A staunch Democrat, from 1864 to 1866 Aiken represented Abbeville District in the S.C. House of Representatives. During Reconstruction, the link he had earlier made between southernism and agrarianism grew stronger.
Congressman, agrarian advocate. “D. Wyatt,” as he was known, was born in Winnsboro on March 17, 1828, one of nine children of the merchant planter David Aiken and Nancy Kerr. Aiken was educated at Mount Zion Academy in his hometown, then graduated from South Carolina College in 1849. A marriage to Mattie Gaillard followed on April 27, 1852, and together they had two daughters. Mattie died in 1855, and two years later, on January 27, 1857, Aiken married Virginia Carolina Smith. His second marriage produced eleven children.
Aiken became proprietor of Bellevue Plantation in the early 1850s, precipitating a lifelong commitment to experimentation with farming methods and to agrarian politics. As a result, Aiken became heavily involved in the State Agricultural Society. A life member of the society, Aiken helped to establish the State Fair in Columbia. By the end of the decade, as secession heated up nationwide, Aiken began to voice intermittent support for southern rights. In 1858 he relocated to a new plantation, Coronaca, in Abbeville County, where he helped found the Abbeville Agricultural Society the following year. When the Civil War broke out, Aiken enlisted and rose to the rank of colonel and commander of the Seventh South Carolina Regiment. He was severely wounded at Sharpsburg, a condition that invalided him out of the war and into a post behind the lines, in Macon, Georgia. He was discharged fully in 1864.
A staunch Democrat, from 1864 to 1866 Aiken represented Abbeville District in the S.C. House of Representatives.

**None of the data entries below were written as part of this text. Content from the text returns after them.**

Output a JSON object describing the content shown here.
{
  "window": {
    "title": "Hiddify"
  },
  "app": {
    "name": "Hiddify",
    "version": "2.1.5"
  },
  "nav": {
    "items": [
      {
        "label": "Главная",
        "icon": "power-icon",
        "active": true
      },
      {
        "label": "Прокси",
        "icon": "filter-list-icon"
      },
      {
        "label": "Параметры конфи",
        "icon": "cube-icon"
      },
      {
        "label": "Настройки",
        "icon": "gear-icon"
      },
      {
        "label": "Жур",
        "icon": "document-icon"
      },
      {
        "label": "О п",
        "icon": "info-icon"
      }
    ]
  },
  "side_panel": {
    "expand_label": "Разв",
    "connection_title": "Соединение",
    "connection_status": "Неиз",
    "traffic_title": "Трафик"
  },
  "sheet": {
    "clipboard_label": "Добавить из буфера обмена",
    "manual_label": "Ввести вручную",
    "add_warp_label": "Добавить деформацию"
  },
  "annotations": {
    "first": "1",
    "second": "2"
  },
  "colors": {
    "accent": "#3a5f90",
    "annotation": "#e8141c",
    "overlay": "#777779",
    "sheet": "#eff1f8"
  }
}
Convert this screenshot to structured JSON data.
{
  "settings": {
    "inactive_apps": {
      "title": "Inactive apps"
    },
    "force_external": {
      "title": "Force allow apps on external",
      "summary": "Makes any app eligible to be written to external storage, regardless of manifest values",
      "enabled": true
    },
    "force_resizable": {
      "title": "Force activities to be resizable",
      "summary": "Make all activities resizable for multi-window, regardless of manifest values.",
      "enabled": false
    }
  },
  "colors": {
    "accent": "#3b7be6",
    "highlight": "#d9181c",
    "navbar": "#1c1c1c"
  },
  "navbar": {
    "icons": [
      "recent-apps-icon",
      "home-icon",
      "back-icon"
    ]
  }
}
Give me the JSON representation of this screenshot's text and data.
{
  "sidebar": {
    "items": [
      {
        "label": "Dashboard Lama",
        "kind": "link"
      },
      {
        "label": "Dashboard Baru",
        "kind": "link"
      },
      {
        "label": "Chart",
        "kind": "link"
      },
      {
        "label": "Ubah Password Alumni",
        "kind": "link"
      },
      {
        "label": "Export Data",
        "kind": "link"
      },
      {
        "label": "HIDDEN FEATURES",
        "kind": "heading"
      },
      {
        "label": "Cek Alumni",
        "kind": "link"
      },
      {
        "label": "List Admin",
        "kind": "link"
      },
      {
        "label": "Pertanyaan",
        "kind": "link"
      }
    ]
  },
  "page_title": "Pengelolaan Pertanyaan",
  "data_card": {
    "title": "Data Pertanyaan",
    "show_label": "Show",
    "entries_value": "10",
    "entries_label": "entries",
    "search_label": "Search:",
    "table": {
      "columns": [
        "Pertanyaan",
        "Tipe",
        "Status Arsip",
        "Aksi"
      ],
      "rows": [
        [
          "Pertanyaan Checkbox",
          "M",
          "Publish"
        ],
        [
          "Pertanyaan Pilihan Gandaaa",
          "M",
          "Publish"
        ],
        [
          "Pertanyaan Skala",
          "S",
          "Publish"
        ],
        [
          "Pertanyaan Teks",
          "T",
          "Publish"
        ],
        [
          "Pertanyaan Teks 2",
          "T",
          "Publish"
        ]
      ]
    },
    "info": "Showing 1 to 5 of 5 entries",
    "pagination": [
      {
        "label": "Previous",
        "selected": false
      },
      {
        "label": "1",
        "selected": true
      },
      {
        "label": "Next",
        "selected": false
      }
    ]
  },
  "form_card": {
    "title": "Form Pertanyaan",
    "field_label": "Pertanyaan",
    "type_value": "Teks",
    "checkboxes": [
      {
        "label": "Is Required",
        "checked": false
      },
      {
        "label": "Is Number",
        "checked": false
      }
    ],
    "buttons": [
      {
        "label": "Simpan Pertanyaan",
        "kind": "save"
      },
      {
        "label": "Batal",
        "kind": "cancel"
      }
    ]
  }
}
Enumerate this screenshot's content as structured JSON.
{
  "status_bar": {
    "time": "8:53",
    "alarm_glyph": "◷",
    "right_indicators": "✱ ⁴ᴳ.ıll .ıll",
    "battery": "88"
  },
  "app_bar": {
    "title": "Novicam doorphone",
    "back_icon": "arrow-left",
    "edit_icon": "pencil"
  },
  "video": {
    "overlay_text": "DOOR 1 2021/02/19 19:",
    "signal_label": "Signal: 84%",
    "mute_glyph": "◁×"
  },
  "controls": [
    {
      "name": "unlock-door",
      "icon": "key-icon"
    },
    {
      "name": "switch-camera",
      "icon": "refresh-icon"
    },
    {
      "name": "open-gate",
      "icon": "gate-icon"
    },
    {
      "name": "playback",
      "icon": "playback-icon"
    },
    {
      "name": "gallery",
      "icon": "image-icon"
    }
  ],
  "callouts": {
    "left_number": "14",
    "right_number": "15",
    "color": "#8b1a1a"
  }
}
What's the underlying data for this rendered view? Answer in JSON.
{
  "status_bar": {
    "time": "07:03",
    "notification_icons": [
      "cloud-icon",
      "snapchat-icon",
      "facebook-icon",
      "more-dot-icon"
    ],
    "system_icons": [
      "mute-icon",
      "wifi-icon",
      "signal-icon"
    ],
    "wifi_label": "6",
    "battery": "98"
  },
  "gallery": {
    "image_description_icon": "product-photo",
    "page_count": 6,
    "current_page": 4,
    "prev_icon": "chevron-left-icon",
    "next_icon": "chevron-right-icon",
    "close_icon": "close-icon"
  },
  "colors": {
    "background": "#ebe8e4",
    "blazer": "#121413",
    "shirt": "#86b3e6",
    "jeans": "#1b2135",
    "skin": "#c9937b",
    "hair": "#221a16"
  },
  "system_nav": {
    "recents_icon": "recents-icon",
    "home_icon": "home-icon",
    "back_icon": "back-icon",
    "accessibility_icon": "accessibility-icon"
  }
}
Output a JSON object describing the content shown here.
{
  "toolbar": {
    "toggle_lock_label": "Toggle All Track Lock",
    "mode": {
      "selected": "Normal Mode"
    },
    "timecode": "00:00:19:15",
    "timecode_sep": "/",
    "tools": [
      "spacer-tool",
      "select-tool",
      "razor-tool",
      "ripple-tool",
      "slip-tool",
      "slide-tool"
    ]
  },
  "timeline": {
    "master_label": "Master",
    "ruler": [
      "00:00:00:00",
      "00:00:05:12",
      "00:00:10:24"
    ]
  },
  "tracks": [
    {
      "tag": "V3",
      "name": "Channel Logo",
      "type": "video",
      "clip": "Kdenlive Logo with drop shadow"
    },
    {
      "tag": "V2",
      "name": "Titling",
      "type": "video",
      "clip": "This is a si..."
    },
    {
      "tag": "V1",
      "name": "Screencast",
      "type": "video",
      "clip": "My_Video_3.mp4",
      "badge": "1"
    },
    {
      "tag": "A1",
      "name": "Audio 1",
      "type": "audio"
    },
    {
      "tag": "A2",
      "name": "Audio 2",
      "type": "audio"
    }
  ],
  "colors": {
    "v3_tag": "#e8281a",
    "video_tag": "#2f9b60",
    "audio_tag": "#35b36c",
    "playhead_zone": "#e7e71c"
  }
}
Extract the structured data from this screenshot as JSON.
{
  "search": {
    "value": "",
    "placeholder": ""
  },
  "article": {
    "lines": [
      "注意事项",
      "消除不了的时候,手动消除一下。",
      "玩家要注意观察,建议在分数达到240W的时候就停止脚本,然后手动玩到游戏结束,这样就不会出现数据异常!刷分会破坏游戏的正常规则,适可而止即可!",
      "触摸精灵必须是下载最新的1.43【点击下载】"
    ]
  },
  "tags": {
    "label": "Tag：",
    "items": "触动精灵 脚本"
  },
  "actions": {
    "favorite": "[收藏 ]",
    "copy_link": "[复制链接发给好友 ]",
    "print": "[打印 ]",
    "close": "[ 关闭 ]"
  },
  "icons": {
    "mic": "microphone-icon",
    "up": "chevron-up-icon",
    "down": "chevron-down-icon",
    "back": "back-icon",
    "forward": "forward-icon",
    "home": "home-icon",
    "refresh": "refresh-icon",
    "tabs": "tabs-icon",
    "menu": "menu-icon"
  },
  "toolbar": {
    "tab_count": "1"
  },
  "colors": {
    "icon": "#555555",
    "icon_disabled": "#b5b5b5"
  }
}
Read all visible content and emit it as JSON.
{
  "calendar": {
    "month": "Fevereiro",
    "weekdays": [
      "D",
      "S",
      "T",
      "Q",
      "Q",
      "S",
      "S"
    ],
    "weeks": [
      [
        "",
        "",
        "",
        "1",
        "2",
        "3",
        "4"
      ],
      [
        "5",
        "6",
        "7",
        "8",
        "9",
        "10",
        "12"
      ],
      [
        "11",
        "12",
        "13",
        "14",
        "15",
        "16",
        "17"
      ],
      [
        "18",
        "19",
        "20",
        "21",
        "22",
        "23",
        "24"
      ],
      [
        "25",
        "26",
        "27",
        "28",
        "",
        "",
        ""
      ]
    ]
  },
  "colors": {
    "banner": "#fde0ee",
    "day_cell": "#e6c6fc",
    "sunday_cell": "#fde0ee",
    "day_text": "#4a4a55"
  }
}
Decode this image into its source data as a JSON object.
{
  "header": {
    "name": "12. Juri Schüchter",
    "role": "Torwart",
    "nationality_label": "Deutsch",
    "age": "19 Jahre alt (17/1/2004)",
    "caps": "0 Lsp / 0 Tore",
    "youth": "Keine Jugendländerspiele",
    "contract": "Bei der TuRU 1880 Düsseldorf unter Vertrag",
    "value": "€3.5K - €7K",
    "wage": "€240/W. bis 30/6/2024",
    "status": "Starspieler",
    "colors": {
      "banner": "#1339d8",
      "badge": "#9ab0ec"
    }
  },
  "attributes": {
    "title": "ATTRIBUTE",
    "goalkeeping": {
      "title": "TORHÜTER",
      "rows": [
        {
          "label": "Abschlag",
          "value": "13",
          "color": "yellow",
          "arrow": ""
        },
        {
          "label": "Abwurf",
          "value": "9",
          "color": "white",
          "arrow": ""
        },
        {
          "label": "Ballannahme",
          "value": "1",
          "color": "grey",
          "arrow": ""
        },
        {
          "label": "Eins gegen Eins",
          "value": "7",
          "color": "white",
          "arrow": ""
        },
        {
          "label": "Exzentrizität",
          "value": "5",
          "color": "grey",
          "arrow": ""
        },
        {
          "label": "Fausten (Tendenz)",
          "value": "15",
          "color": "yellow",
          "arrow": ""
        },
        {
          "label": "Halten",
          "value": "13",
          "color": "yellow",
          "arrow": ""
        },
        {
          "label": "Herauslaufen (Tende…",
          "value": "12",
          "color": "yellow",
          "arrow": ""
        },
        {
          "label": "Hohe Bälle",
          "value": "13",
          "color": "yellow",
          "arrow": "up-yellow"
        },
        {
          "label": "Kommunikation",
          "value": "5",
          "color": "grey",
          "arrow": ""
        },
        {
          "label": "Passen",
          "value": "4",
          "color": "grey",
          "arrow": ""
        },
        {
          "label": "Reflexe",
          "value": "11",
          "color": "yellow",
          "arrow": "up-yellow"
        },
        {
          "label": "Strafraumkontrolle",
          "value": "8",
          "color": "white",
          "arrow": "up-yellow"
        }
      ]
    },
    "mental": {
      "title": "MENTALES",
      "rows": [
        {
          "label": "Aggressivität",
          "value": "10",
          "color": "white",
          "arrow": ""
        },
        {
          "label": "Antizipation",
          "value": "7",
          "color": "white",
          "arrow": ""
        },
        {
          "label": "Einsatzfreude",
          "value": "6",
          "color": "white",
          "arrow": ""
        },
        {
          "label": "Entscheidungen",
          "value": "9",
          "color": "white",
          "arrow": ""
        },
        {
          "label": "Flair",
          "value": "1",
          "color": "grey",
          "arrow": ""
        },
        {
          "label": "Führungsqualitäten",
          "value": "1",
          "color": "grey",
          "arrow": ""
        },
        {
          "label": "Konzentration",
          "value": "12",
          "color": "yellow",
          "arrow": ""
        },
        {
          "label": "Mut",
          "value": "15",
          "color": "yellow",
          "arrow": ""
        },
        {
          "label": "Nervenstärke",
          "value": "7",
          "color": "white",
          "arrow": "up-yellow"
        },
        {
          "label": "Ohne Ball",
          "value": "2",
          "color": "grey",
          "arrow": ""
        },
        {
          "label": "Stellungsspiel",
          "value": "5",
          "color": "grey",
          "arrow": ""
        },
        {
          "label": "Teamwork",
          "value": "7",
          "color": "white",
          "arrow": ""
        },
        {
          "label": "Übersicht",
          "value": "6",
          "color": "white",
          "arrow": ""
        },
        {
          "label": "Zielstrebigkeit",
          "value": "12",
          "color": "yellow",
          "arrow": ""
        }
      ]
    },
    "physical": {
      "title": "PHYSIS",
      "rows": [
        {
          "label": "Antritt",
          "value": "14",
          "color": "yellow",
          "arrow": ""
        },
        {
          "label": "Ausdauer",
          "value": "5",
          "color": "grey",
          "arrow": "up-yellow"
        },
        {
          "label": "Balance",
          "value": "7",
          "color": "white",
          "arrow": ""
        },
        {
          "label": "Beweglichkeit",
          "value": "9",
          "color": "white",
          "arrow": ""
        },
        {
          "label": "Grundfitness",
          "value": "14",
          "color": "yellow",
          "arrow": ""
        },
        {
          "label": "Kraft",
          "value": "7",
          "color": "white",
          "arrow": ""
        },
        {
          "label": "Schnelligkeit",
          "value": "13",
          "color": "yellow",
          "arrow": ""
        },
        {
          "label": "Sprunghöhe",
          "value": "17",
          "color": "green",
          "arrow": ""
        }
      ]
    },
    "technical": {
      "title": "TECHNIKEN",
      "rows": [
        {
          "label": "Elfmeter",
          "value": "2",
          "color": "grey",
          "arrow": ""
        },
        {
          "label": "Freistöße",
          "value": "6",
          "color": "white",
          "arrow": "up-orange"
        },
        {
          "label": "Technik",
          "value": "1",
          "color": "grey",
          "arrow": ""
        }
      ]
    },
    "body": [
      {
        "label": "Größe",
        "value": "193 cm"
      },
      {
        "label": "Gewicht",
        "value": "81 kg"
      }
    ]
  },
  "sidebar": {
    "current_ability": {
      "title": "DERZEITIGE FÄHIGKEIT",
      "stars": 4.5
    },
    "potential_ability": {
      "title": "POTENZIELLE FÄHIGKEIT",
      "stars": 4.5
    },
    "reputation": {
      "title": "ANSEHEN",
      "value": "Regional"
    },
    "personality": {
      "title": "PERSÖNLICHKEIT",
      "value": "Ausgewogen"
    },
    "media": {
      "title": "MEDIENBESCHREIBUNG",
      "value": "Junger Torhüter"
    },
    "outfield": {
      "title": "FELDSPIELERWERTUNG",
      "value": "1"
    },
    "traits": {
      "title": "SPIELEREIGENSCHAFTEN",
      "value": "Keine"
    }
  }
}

During Reconstruction, the link he had earlier made between southernism and agrarianism grew stronger. As part owner and writer for the Charleston-based agricultural journal the Rural Carolinian, Aiken vocally attacked Republican rule. Democratic–and, therefore, agrarian–cendancy, he argued, could only occur if farmers threw off the crop-lien system and diversified their output away from cotton. In promotion of these goals, Aiken was active in the National Grange movement. He helped establish many subsidiary organizations in South Carolina in the early 1870s, including the South Carolina State Grange in 1872, of which he was “master” for three years.
In 1877 Aiken entered Congress as a representative of the Third District, a position he held until 1887. Nationally Aiken opposed growth of the federal government at the expense of state authority, notably resisting federal funding of state schools in the 1884 Blair Bill. At the same time, and at variance with fellow Democrats, Aiken promoted a revenue tariff and opposed southern war claims. Throughout the 1880s Aiken became a leading advocate of southern agricultural interests in Congress. In particular he fought for inclusion of the secretary of agriculture in the cabinet, a goal that was eventually met in 1889, after Aiken’s death. He died on April 6, 1887, at Cokesbury in Abbeville (later Greenwood) County and was buried in Magnolia Cemetery, Greenwood. The Grange commemorated him as one whose “able pen and eloquent voice were ever used to advocate the rights and interests of farmers.” His son Wyatt Aiken would represent South Carolina in Congress from 1903 to 1917.
Aiken, David Wyatt. Papers. South Caroliniana Library, University of South Carolina, Columbia.
Pritchard, Claudius Hornby, Jr. “Colonel D. Wyatt Aiken, 1828–1887: South Carolina’s Militant Agrarian.” Master’s thesis, Longwood College, 1965.